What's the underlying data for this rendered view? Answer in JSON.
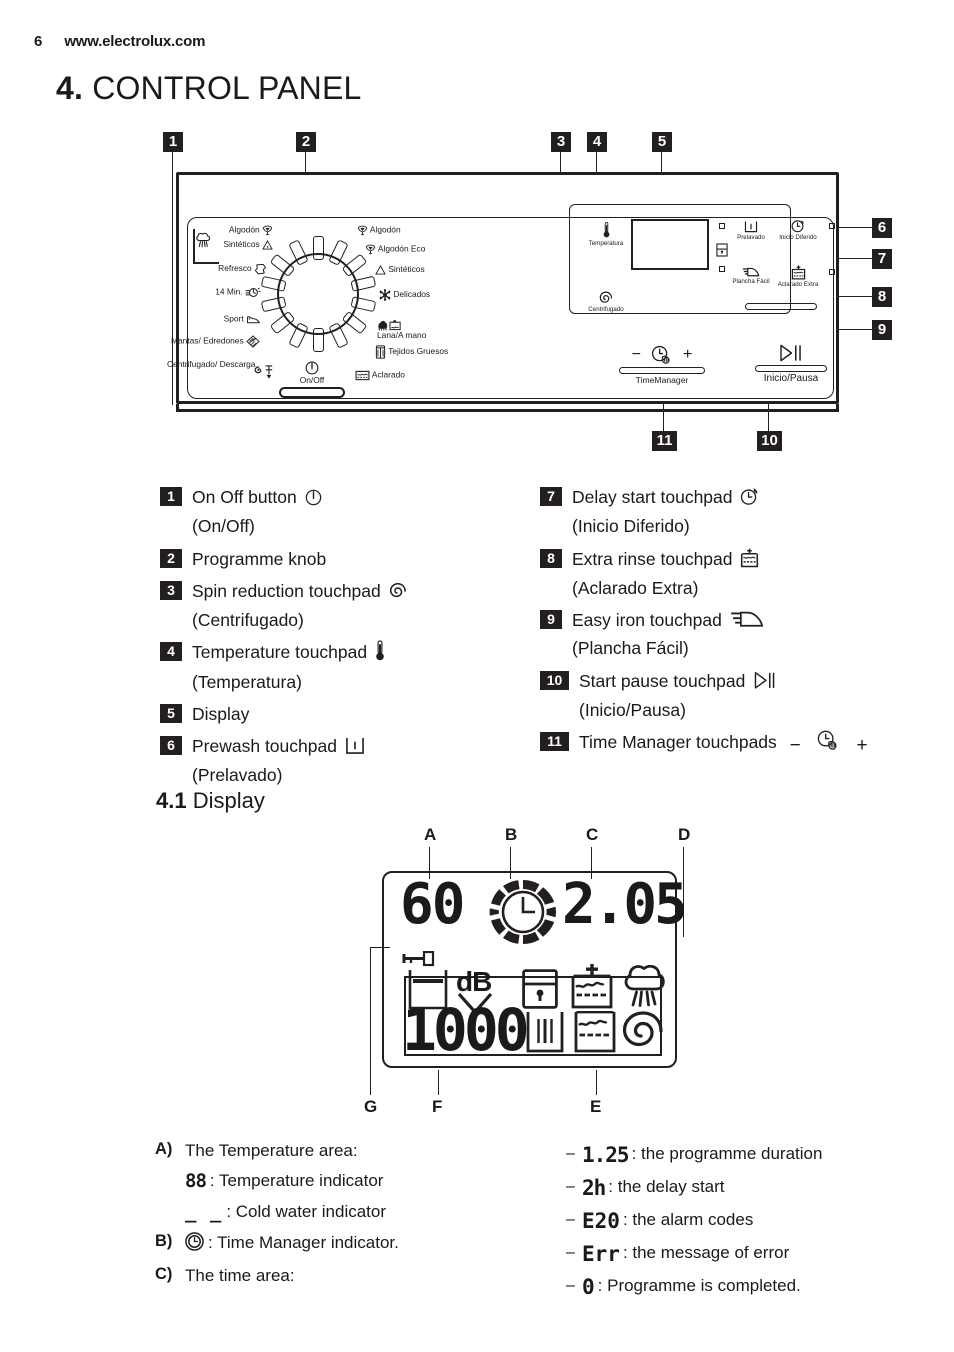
{
  "header": {
    "page_number": "6",
    "url": "www.electrolux.com"
  },
  "section": {
    "number": "4.",
    "title": "CONTROL PANEL"
  },
  "subsection": {
    "number": "4.1",
    "title": "Display"
  },
  "panel_diagram": {
    "callouts_top": [
      "1",
      "2",
      "3",
      "4",
      "5"
    ],
    "callouts_right": [
      "6",
      "7",
      "8",
      "9"
    ],
    "callouts_bottom": [
      "11",
      "10"
    ],
    "knob_labels_left": [
      {
        "text": "Algodón",
        "icon": "cotton-icon"
      },
      {
        "text": "Sintéticos",
        "icon": "synthetics-icon"
      },
      {
        "text": "Refresco",
        "icon": "refresh-icon"
      },
      {
        "text": "14 Min.",
        "icon": "quickwash-icon"
      },
      {
        "text": "Sport",
        "icon": "sport-icon"
      },
      {
        "text": "Mantas/ Edredones",
        "icon": "duvet-icon"
      },
      {
        "text": "Centrifugado/ Descarga",
        "icon": "spin-drain-icon"
      }
    ],
    "knob_labels_right": [
      {
        "text": "Algodón",
        "icon": "cotton-icon"
      },
      {
        "text": "Algodón Eco",
        "icon": "cotton-eco-icon"
      },
      {
        "text": "Sintéticos",
        "icon": "synthetics-icon"
      },
      {
        "text": "Delicados",
        "icon": "delicates-icon"
      },
      {
        "text": "Lana/A mano",
        "icon": "wool-handwash-icon"
      },
      {
        "text": "Tejidos Gruesos",
        "icon": "heavy-fabrics-icon"
      },
      {
        "text": "Aclarado",
        "icon": "rinse-icon"
      }
    ],
    "onoff_label": "On/Off",
    "pad_temperatura": "Temperatura",
    "pad_centrifugado": "Centrifugado",
    "pad_prelavado": "Prelavado",
    "pad_inicio_diferido": "Inicio Diferido",
    "pad_plancha_facil": "Plancha Fácil",
    "pad_aclarado_extra": "Aclarado Extra",
    "timemanager_label": "TimeManager",
    "timemanager_minus": "−",
    "timemanager_plus": "+",
    "inicio_pausa_label": "Inicio/Pausa"
  },
  "legend_left": [
    {
      "num": "1",
      "label": "On Off button",
      "icon": "power-icon",
      "sub": "(On/Off)"
    },
    {
      "num": "2",
      "label": "Programme knob",
      "icon": "",
      "sub": ""
    },
    {
      "num": "3",
      "label": "Spin reduction touchpad",
      "icon": "spin-icon",
      "sub": "(Centrifugado)"
    },
    {
      "num": "4",
      "label": "Temperature touchpad",
      "icon": "thermometer-icon",
      "sub": "(Temperatura)"
    },
    {
      "num": "5",
      "label": "Display",
      "icon": "",
      "sub": ""
    },
    {
      "num": "6",
      "label": "Prewash touchpad",
      "icon": "prewash-icon",
      "sub": "(Prelavado)"
    }
  ],
  "legend_right": [
    {
      "num": "7",
      "label": "Delay start touchpad",
      "icon": "delay-clock-icon",
      "sub": "(Inicio Diferido)"
    },
    {
      "num": "8",
      "label": "Extra rinse touchpad",
      "icon": "extra-rinse-icon",
      "sub": "(Aclarado Extra)"
    },
    {
      "num": "9",
      "label": "Easy iron touchpad",
      "icon": "iron-icon",
      "sub": "(Plancha Fácil)"
    },
    {
      "num": "10",
      "label": "Start pause touchpad",
      "icon": "play-pause-icon",
      "sub": "(Inicio/Pausa)"
    },
    {
      "num": "11",
      "label": "Time Manager touchpads",
      "icon": "timemanager-icon",
      "sub": ""
    }
  ],
  "display_diagram": {
    "letters_top": [
      "A",
      "B",
      "C",
      "D"
    ],
    "letters_bottom": [
      "G",
      "F",
      "E"
    ],
    "temperature_value": "60",
    "time_value": "2.05",
    "spin_value": "1000",
    "db_label": "dB",
    "icons": [
      "key-lock-icon",
      "laundry-basket-icon",
      "db-arrow-icon",
      "child-lock-icon",
      "extra-rinse-icon",
      "easy-care-icon",
      "prewash-icon",
      "rinse-hold-icon",
      "spin-icon"
    ]
  },
  "explanations_left": [
    {
      "key": "A)",
      "text": "The Temperature area:"
    },
    {
      "key": "",
      "text": ": Temperature indicator",
      "glyph": "88",
      "indent": true
    },
    {
      "key": "",
      "text": ": Cold water indicator",
      "glyph": "_ _",
      "indent": true
    },
    {
      "key": "B)",
      "text": ": Time Manager indicator.",
      "glyph": "timemanager-icon"
    },
    {
      "key": "C)",
      "text": "The time area:"
    }
  ],
  "explanations_right": [
    {
      "dash": "–",
      "glyph": "1.25",
      "text": ": the programme duration"
    },
    {
      "dash": "–",
      "glyph": "2h",
      "text": ": the delay start"
    },
    {
      "dash": "–",
      "glyph": "E20",
      "text": ": the alarm codes"
    },
    {
      "dash": "–",
      "glyph": "Err",
      "text": ": the message of error"
    },
    {
      "dash": "–",
      "glyph": "0",
      "text": ": Programme is completed."
    }
  ],
  "colors": {
    "ink": "#231f20",
    "paper": "#ffffff"
  }
}
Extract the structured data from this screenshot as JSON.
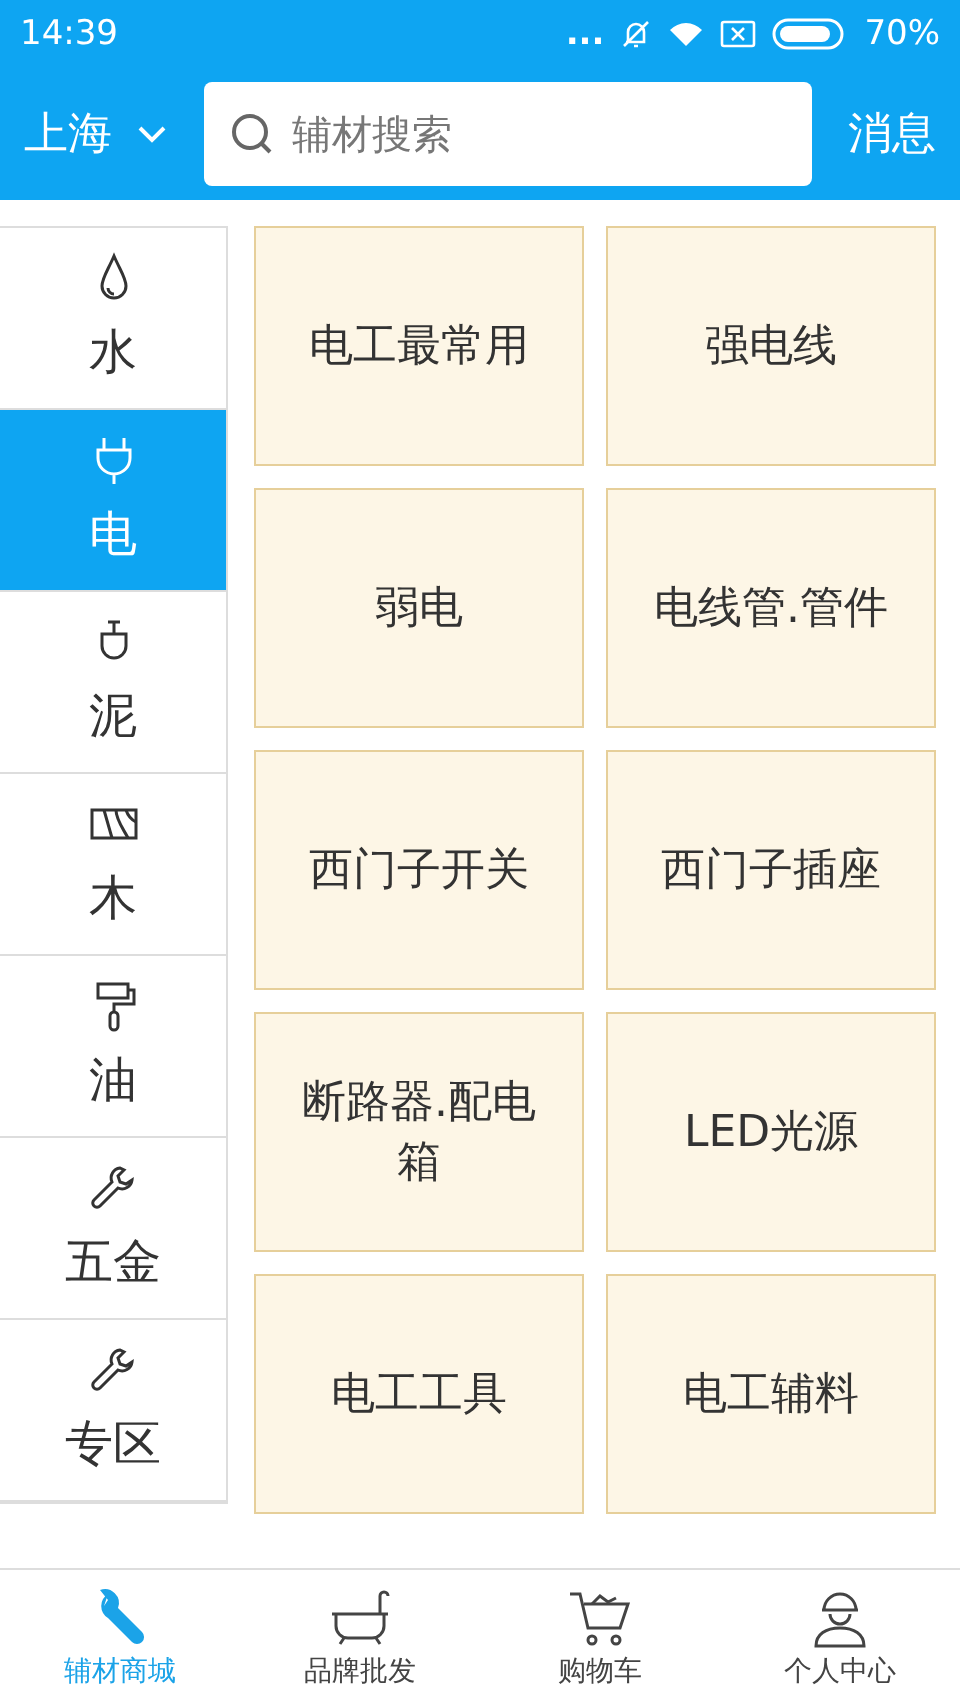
{
  "status_bar": {
    "time": "14:39",
    "dots": "...",
    "battery": "70%"
  },
  "header": {
    "city": "上海",
    "search": {
      "placeholder": "辅材搜索"
    },
    "messages": "消息"
  },
  "categories": [
    {
      "label": "水",
      "selected": false
    },
    {
      "label": "电",
      "selected": true
    },
    {
      "label": "泥",
      "selected": false
    },
    {
      "label": "木",
      "selected": false
    },
    {
      "label": "油",
      "selected": false
    },
    {
      "label": "五金",
      "selected": false
    },
    {
      "label": "专区",
      "selected": false
    }
  ],
  "subcategories": [
    "电工最常用",
    "强电线",
    "弱电",
    "电线管.管件",
    "西门子开关",
    "西门子插座",
    "断路器.配电箱",
    "LED光源",
    "电工工具",
    "电工辅料"
  ],
  "tab_bar": [
    {
      "label": "辅材商城",
      "selected": true
    },
    {
      "label": "品牌批发",
      "selected": false
    },
    {
      "label": "购物车",
      "selected": false
    },
    {
      "label": "个人中心",
      "selected": false
    }
  ]
}
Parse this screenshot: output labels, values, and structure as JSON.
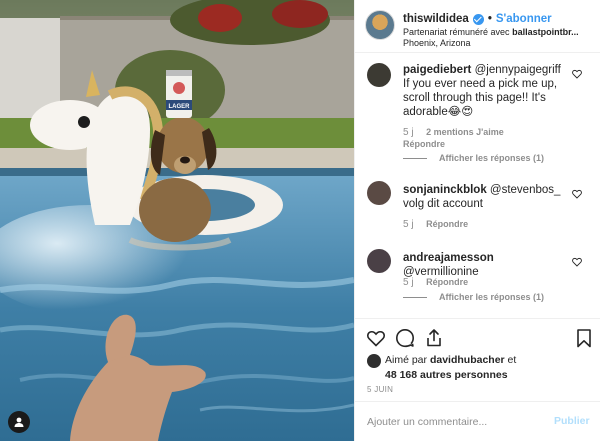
{
  "post": {
    "author": "thiswildidea",
    "verified": true,
    "follow_label": "S'abonner",
    "separator": "•",
    "partnership_prefix": "Partenariat rémunéré avec",
    "partner": "ballastpointbr...",
    "location": "Phoenix, Arizona"
  },
  "photo": {
    "subject": "dog in unicorn pool float wearing a can",
    "can_label": "LAGER",
    "user_tag_icon": "user-icon"
  },
  "comments": [
    {
      "user": "paigediebert",
      "text": "@jennypaigegriff If you ever need a pick me up, scroll through this page!! It's adorable😂😍",
      "time": "5 j",
      "likes": "2 mentions J'aime",
      "reply_label": "Répondre",
      "view_replies": "Afficher les réponses (1)",
      "avatar_color": "#3c3a33"
    },
    {
      "user": "sonjaninckblok",
      "text": "@stevenbos_ volg dit account",
      "time": "5 j",
      "reply_label": "Répondre",
      "avatar_color": "#5a4a44"
    },
    {
      "user": "andreajamesson",
      "text": "@vermillionine",
      "time": "5 j",
      "reply_label": "Répondre",
      "view_replies": "Afficher les réponses (1)",
      "avatar_color": "#4a4046"
    }
  ],
  "actions": {
    "like_icon": "heart-icon",
    "comment_icon": "comment-icon",
    "share_icon": "share-icon",
    "save_icon": "bookmark-icon"
  },
  "likes": {
    "prefix": "Aimé par",
    "user": "davidhubacher",
    "connector": "et",
    "others": "48 168 autres personnes"
  },
  "date": "5 JUIN",
  "add_comment": {
    "placeholder": "Ajouter un commentaire...",
    "publish_label": "Publier"
  },
  "colors": {
    "link_blue": "#3897f0",
    "muted_gray": "#8e8e8e",
    "publish_disabled": "#b2dffc"
  }
}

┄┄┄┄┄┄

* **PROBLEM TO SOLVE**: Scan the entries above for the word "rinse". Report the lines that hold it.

* **WRITTEN ANSWER**:
        "icon": "rinse-icon"
      "label": "Extra rinse touchpad",
      "icon": "extra-rinse-icon",
      "extra-rinse-icon",
      "rinse-hold-icon",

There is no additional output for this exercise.